Given the rigor of Cornell’s engineering curriculum — at Duffield Hall, for instance, a group of engineers huddled together over a problem set is a common sight — students who do not feel like they are able to work with their peers may struggle in their classes.
“A lot of minorities may not feel as comfortable approaching other students; they may feel singled out and not part of the community,” Dansoh said. “But in engineering, it’s a very big deal to be able to work with your peers ... because often you’ll be working with each other.”
Gainer agreed, saying, “If you don’t really feel like you belong with a certain type of people, it can be detrimental to your GPA. That can push you out to not complete your degree.”
The graduation rate of minorities in STEM fields lags behind those of their Caucasian and Asian peers. At Cornell, while 81 percent of freshmen entering the engineering college will graduate, only 75 percent of underrepresented minorities will graduate from the college in five years, according to Hernandez.
This “gap,” Hernandez said, is “clearly … of concern to the college.”
“We are employing strategies to support the persistence and success of URM students in engineering,” Hernandez said.
The current disparity makes it all the more crucial that Cornell continue to recruit minorities in engineering, students said. When students have mentors to look up to, they can be more likely to succeed in engineering.
“I know from personal experience that it’s a lot easier when you see someone who you can look up to as a mentor,” said Denzel Bridges ’13, a materials science and engineering major. “For some people, it helps if they see someone who looks like them to talk about not just academic issues but also non-academic things as well.”
Several students said they found mentorship through the University’s outreach programs. Barnett, for instance, said that Diversity Programs in Engineering, the National Society of Black Engineers’ Cornell chapter and C.U. EMPower mentoring program have been “great resources [that] have created a sense of family and acceptance for me within engineering at Cornell.”
These organizations, Hernandez said, are “phenomenal.”
“They do a lot to support peers and help them have a sense of community — both academic and social — within the college and the University,” she said.
While Hernandez said that “we definitely want to be doing better than what we [currently] are,” she noted that outreach and recruitment efforts have, in part, already increased diversity at the college — bringing twice the number of underrepresented minorities to Cornell in the Class of 2015 than the college did six years ago.
“It’s still not a huge percentage of our students, but there are more students from very diverse backgrounds, and that’s starting to change the environment and composition of the college,” she said.
Accompanying increased minority recruitment in engineering, Barnett said, “diversity of thought, backgrounds and problem-solving techniques translates into better solutions and better finished products.”
As for whether the grind of derivations, proofs and MATLAB at Cornell is worth it, Dansoh said he thinks that “after doing this, I feel like we can do anything.”
“Coming in freshman year, it was a very hard struggle — and is even in many ways still a struggle — but I’ve grown so much as a person, and the idea of more minorities coming into this lifestyle, track and path really excites me,” Dansoh said.

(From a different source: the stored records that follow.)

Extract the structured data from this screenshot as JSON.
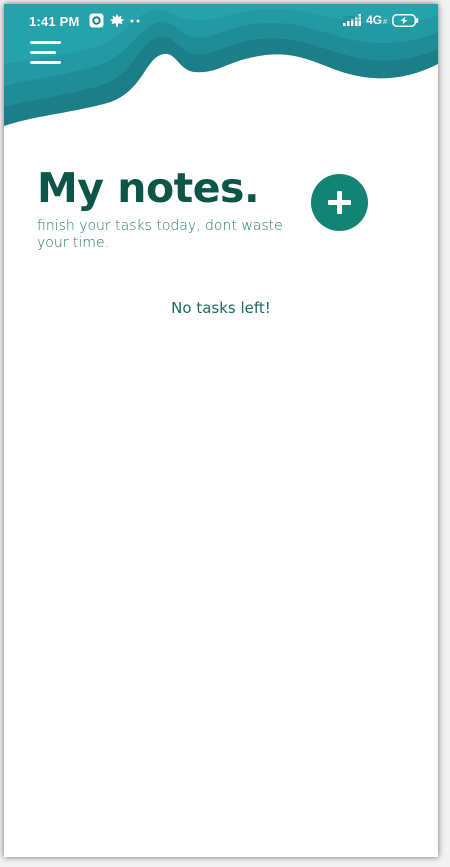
{
  "status_bar": {
    "time": "1:41 PM",
    "network": "4G",
    "network_sub": "#",
    "left_icons": [
      "record-icon",
      "leaf-icon",
      "more-dots-icon"
    ],
    "right_icons": [
      "signal-icon",
      "battery-charging-icon"
    ]
  },
  "header": {
    "menu_icon": "hamburger-menu-icon",
    "wave_colors": [
      "#1b7e88",
      "#208f98",
      "#25a0a8"
    ]
  },
  "main": {
    "title": "My notes.",
    "subtitle": "finish your tasks today, dont waste your time.",
    "empty_message": "No tasks left!"
  },
  "add_button": {
    "icon": "plus-icon",
    "color": "#138474"
  },
  "colors": {
    "title": "#0d5548",
    "subtitle": "#237a6d",
    "accent": "#138474",
    "header": "#1b7e88"
  }
}
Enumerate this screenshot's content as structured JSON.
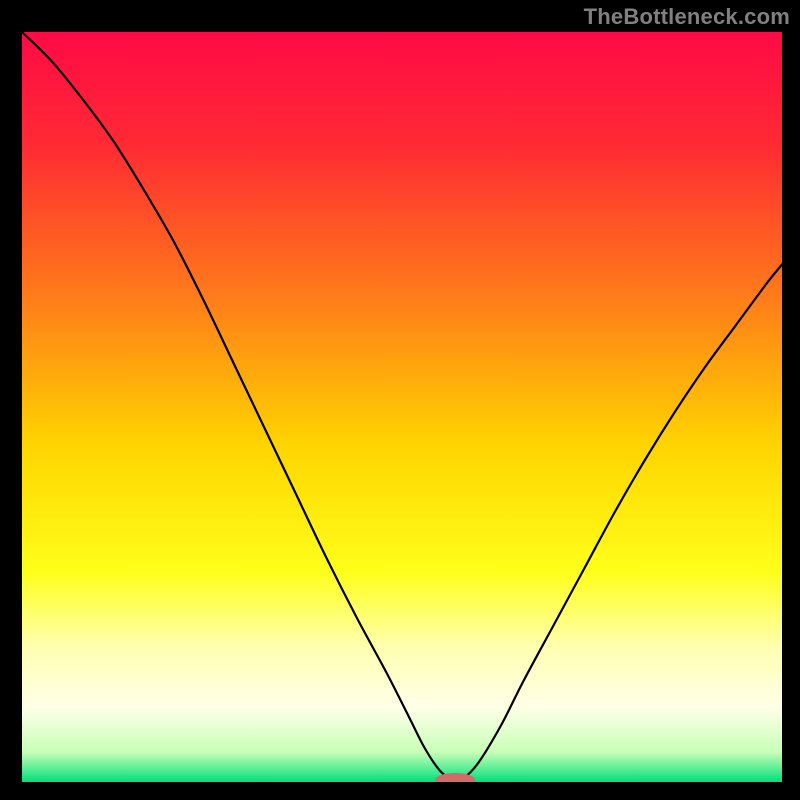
{
  "watermark": "TheBottleneck.com",
  "chart_data": {
    "type": "line",
    "title": "",
    "xlabel": "",
    "ylabel": "",
    "xlim": [
      0,
      100
    ],
    "ylim": [
      0,
      100
    ],
    "gradient_stops": [
      {
        "offset": 0.0,
        "color": "#ff0a46"
      },
      {
        "offset": 0.15,
        "color": "#ff2a33"
      },
      {
        "offset": 0.35,
        "color": "#ff7a1a"
      },
      {
        "offset": 0.55,
        "color": "#ffd400"
      },
      {
        "offset": 0.72,
        "color": "#ffff1a"
      },
      {
        "offset": 0.82,
        "color": "#ffffb0"
      },
      {
        "offset": 0.9,
        "color": "#ffffe8"
      },
      {
        "offset": 0.96,
        "color": "#c8ffb8"
      },
      {
        "offset": 1.0,
        "color": "#00e07a"
      }
    ],
    "series": [
      {
        "name": "bottleneck-curve",
        "x": [
          0,
          4,
          8,
          12,
          16,
          20,
          24,
          28,
          32,
          36,
          40,
          44,
          48,
          51,
          53,
          55,
          56.5,
          58,
          60,
          63,
          66,
          70,
          74,
          78,
          82,
          86,
          90,
          94,
          98,
          100
        ],
        "values": [
          100,
          96,
          91,
          85.5,
          79,
          72,
          64,
          55.5,
          47,
          38.5,
          30,
          22,
          14.5,
          8.5,
          4.5,
          1.5,
          0.5,
          0.5,
          2.5,
          7.5,
          13.5,
          21,
          28.5,
          36,
          43,
          49.5,
          55.5,
          61,
          66.5,
          69
        ]
      }
    ],
    "marker": {
      "name": "bottleneck-point",
      "x": 57,
      "y": 0.3,
      "rx": 2.6,
      "ry": 0.9,
      "fill": "#d46a6a"
    },
    "curve_stroke": "#000000",
    "curve_stroke_width": 2.2
  }
}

By increasing recruitment, retention and mentoring for underrepresented minorities in engineering, Dansoh said, the University can both increase diversity in the field and help grow the next generation of scientific leaders.
“To have that type of hope toward your future is something I feel like a lot of minorities could be empowered by,” he said.
Correction: A previous version of this story incorrectly reported that five-year graduation rate for under-represented minorities in the College of Engineering is 25 percent. In fact, 75 percent of these students graduate in five years.
Update: Information posted on the website of the Cornell College of Engineering contained inaccurate and dated statistics, according to administrators. The numbers have since been changed.